Robert McDonnell, the state governor, has just quashed an appeal by Lewis’s legal team, saying he will not spare the life of the 41-year-old grandmother.
However, her lawyers argue that imposing out the death penalty would be unconstitutional in her case because of her etremely low IQ.
Lewis’s lover, Matthew Shallenberger, and another man, Rodney Shallenberger, fatally shot her husband Julian Lewis and his son Charles in 2002. An earlier attempt by Lewis to organise their deaths had failed.
The sentencing judge in the case said that Lewis was receiving a harsher sentence than the killers because she was the “head of this serpent”.
Shallenberger and Fuller said that they committed the murders for a share of the insurance claim. Shallenberger has since taken his own life.
Following tests, Lewis’s defence team argue that she has an IQ of 72 which puts her in the “borderline mental retardation” range. The US Supreme Court views the execution of “mentally retarded” people, defined as anyone with an IQ of less than 70, as unconstitutional.
As well as her extremely low IQ, Lewis has been diagnosed with a dependency disorder and addiction to painkillers.

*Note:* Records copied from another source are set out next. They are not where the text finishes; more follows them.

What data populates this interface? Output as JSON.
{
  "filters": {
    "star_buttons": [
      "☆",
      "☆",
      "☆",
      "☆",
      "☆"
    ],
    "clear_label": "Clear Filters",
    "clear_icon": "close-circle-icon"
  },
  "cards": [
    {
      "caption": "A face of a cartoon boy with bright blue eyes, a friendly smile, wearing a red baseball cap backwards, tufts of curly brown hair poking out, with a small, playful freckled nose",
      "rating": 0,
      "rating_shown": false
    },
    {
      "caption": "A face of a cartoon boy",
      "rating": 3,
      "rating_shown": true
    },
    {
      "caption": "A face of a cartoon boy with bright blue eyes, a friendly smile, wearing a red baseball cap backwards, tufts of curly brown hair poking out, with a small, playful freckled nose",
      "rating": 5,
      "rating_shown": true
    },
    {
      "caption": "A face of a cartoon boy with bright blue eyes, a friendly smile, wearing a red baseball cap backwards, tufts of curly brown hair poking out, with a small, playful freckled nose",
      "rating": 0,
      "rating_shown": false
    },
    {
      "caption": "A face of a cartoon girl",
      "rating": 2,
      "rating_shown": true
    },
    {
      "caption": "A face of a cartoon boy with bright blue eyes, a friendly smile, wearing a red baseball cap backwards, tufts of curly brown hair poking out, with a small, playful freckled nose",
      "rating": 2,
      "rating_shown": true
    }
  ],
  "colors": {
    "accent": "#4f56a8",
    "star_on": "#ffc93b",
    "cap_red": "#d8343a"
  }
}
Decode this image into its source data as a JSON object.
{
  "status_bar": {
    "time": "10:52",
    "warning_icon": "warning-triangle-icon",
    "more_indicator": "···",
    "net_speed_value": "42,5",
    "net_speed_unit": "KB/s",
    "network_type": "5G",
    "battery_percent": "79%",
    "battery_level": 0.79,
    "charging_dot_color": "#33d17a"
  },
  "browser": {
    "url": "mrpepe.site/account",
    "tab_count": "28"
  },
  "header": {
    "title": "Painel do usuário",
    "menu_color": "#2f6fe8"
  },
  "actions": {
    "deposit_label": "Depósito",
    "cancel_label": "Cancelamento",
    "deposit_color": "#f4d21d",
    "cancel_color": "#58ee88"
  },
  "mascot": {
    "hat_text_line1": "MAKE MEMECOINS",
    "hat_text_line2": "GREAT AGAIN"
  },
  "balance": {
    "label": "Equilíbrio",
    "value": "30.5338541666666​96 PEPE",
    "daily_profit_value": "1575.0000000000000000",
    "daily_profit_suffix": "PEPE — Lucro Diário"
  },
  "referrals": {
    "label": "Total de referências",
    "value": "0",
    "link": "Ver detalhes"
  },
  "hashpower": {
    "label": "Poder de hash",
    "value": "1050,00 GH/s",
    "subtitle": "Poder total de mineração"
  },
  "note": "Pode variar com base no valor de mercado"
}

Lewis’s defence team also claim that Shallenberger told an ex-girlfriend that he had deliberately manipulated Lewis in order to try and collect the insurance money on her husband’s death.